What the task requires:
Using the records below, report how many lines include "Automatic", and give no more than the number.

[Source records]
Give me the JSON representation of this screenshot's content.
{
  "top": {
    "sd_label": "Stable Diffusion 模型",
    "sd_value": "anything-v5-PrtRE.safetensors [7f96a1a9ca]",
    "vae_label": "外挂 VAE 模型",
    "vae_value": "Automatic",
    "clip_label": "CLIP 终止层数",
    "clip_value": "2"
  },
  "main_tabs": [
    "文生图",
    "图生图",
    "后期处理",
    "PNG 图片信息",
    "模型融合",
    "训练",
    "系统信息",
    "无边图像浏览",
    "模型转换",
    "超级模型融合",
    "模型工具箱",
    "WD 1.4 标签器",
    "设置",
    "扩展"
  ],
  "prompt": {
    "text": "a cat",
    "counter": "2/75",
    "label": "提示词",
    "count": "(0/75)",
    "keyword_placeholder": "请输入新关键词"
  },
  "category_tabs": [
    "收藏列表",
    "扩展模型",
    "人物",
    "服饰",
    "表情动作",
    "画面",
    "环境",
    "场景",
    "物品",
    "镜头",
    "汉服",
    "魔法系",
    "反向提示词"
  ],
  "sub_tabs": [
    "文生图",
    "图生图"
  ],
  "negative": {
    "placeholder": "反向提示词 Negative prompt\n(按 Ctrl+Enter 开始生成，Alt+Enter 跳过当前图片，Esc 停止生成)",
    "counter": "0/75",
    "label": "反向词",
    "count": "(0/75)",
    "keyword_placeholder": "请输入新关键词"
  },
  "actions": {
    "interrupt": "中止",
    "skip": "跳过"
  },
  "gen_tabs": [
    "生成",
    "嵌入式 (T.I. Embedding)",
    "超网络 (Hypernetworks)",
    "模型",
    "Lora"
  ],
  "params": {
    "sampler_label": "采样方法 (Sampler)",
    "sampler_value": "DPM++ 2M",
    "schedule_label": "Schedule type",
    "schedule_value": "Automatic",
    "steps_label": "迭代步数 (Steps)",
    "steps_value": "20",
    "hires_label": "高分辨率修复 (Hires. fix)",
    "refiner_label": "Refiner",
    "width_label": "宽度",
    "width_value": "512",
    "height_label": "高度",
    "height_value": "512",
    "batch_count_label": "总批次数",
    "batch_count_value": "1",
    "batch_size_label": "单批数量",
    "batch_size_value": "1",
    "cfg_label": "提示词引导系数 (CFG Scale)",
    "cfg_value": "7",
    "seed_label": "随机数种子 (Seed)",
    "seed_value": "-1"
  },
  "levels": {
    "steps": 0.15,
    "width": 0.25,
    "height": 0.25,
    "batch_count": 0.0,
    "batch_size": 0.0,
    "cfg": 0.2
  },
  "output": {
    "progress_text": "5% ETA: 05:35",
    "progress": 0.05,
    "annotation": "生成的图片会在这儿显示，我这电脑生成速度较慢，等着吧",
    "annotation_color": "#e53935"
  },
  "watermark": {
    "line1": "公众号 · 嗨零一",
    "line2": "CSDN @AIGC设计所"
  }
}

Solution for this task:
2